*** Block opens ***

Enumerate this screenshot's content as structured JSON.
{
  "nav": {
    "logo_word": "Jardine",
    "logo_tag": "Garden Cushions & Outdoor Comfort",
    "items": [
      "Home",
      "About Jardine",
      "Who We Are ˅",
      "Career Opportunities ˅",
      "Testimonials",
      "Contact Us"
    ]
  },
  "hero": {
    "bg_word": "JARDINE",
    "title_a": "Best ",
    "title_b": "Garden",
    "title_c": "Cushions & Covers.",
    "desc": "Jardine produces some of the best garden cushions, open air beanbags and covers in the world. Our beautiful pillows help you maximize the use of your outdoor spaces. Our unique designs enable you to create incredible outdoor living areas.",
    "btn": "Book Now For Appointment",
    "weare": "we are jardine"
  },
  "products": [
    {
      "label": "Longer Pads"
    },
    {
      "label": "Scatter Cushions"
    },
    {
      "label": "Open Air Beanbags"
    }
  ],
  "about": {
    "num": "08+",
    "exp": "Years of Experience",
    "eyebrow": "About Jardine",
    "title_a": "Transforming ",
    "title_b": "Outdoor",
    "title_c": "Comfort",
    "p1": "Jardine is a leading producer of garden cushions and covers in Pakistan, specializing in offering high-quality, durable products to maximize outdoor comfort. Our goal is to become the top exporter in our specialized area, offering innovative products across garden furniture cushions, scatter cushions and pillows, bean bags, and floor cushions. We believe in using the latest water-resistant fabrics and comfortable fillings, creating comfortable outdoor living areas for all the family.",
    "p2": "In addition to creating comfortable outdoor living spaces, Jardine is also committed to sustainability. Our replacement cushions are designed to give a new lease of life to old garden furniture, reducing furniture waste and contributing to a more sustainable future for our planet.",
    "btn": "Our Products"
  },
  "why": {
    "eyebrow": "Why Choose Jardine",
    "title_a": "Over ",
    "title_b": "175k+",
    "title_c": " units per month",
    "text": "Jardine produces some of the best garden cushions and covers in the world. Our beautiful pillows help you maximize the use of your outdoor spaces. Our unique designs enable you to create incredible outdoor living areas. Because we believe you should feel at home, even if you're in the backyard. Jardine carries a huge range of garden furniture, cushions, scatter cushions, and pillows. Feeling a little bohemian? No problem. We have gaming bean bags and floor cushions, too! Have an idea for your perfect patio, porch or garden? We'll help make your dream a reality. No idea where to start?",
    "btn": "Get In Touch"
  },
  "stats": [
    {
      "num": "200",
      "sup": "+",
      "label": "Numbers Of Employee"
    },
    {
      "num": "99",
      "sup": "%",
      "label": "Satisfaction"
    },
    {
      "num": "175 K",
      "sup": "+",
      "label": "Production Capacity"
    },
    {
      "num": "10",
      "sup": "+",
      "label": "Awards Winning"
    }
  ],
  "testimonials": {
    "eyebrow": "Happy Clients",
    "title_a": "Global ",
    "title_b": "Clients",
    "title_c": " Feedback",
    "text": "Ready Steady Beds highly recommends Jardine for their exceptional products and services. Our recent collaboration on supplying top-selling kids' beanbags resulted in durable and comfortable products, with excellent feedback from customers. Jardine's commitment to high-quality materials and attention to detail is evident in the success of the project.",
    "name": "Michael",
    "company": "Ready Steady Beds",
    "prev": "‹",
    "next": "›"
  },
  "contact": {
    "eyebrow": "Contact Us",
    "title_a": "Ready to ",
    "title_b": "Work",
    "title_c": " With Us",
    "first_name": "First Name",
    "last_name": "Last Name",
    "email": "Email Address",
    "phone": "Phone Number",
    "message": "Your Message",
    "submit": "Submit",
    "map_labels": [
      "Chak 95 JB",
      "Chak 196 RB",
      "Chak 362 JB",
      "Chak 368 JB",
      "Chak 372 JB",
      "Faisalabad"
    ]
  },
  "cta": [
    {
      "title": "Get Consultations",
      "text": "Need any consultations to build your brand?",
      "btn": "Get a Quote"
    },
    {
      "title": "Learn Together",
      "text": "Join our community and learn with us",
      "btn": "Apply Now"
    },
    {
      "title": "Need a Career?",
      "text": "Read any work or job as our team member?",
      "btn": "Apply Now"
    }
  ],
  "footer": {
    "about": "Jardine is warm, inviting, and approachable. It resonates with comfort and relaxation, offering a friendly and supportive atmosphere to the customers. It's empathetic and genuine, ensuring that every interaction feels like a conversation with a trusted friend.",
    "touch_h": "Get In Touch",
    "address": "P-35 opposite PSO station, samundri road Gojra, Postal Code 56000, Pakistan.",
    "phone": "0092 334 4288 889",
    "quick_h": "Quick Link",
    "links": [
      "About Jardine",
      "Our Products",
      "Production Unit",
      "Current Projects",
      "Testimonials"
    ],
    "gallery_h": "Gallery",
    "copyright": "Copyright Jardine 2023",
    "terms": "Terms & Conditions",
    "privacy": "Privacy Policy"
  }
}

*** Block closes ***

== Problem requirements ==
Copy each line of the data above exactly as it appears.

== Response to this exercise ==
Enumerate this screenshot's content as structured JSON.
{
  "nav": {
    "logo_word": "Jardine",
    "logo_tag": "Garden Cushions & Outdoor Comfort",
    "items": [
      "Home",
      "About Jardine",
      "Who We Are ˅",
      "Career Opportunities ˅",
      "Testimonials",
      "Contact Us"
    ]
  },
  "hero": {
    "bg_word": "JARDINE",
    "title_a": "Best ",
    "title_b": "Garden",
    "title_c": "Cushions & Covers.",
    "desc": "Jardine produces some of the best garden cushions, open air beanbags and covers in the world. Our beautiful pillows help you maximize the use of your outdoor spaces. Our unique designs enable you to create incredible outdoor living areas.",
    "btn": "Book Now For Appointment",
    "weare": "we are jardine"
  },
  "products": [
    {
      "label": "Longer Pads"
    },
    {
      "label": "Scatter Cushions"
    },
    {
      "label": "Open Air Beanbags"
    }
  ],
  "about": {
    "num": "08+",
    "exp": "Years of Experience",
    "eyebrow": "About Jardine",
    "title_a": "Transforming ",
    "title_b": "Outdoor",
    "title_c": "Comfort",
    "p1": "Jardine is a leading producer of garden cushions and covers in Pakistan, specializing in offering high-quality, durable products to maximize outdoor comfort. Our goal is to become the top exporter in our specialized area, offering innovative products across garden furniture cushions, scatter cushions and pillows, bean bags, and floor cushions. We believe in using the latest water-resistant fabrics and comfortable fillings, creating comfortable outdoor living areas for all the family.",
    "p2": "In addition to creating comfortable outdoor living spaces, Jardine is also committed to sustainability. Our replacement cushions are designed to give a new lease of life to old garden furniture, reducing furniture waste and contributing to a more sustainable future for our planet.",
    "btn": "Our Products"
  },
  "why": {
    "eyebrow": "Why Choose Jardine",
    "title_a": "Over ",
    "title_b": "175k+",
    "title_c": " units per month",
    "text": "Jardine produces some of the best garden cushions and covers in the world. Our beautiful pillows help you maximize the use of your outdoor spaces. Our unique designs enable you to create incredible outdoor living areas. Because we believe you should feel at home, even if you're in the backyard. Jardine carries a huge range of garden furniture, cushions, scatter cushions, and pillows. Feeling a little bohemian? No problem. We have gaming bean bags and floor cushions, too! Have an idea for your perfect patio, porch or garden? We'll help make your dream a reality. No idea where to start?",
    "btn": "Get In Touch"
  },
  "stats": [
    {
      "num": "200",
      "sup": "+",
      "label": "Numbers Of Employee"
    },
    {
      "num": "99",
      "sup": "%",
      "label": "Satisfaction"
    },
    {
      "num": "175 K",
      "sup": "+",
      "label": "Production Capacity"
    },
    {
      "num": "10",
      "sup": "+",
      "label": "Awards Winning"
    }
  ],
  "testimonials": {
    "eyebrow": "Happy Clients",
    "title_a": "Global ",
    "title_b": "Clients",
    "title_c": " Feedback",
    "text": "Ready Steady Beds highly recommends Jardine for their exceptional products and services. Our recent collaboration on supplying top-selling kids' beanbags resulted in durable and comfortable products, with excellent feedback from customers. Jardine's commitment to high-quality materials and attention to detail is evident in the success of the project.",
    "name": "Michael",
    "company": "Ready Steady Beds",
    "prev": "‹",
    "next": "›"
  },
  "contact": {
    "eyebrow": "Contact Us",
    "title_a": "Ready to ",
    "title_b": "Work",
    "title_c": " With Us",
    "first_name": "First Name",
    "last_name": "Last Name",
    "email": "Email Address",
    "phone": "Phone Number",
    "message": "Your Message",
    "submit": "Submit",
    "map_labels": [
      "Chak 95 JB",
      "Chak 196 RB",
      "Chak 362 JB",
      "Chak 368 JB",
      "Chak 372 JB",
      "Faisalabad"
    ]
  },
  "cta": [
    {
      "title": "Get Consultations",
      "text": "Need any consultations to build your brand?",
      "btn": "Get a Quote"
    },
    {
      "title": "Learn Together",
      "text": "Join our community and learn with us",
      "btn": "Apply Now"
    },
    {
      "title": "Need a Career?",
      "text": "Read any work or job as our team member?",
      "btn": "Apply Now"
    }
  ],
  "footer": {
    "about": "Jardine is warm, inviting, and approachable. It resonates with comfort and relaxation, offering a friendly and supportive atmosphere to the customers. It's empathetic and genuine, ensuring that every interaction feels like a conversation with a trusted friend.",
    "touch_h": "Get In Touch",
    "address": "P-35 opposite PSO station, samundri road Gojra, Postal Code 56000, Pakistan.",
    "phone": "0092 334 4288 889",
    "quick_h": "Quick Link",
    "links": [
      "About Jardine",
      "Our Products",
      "Production Unit",
      "Current Projects",
      "Testimonials"
    ],
    "gallery_h": "Gallery",
    "copyright": "Copyright Jardine 2023",
    "terms": "Terms & Conditions",
    "privacy": "Privacy Policy"
  }
}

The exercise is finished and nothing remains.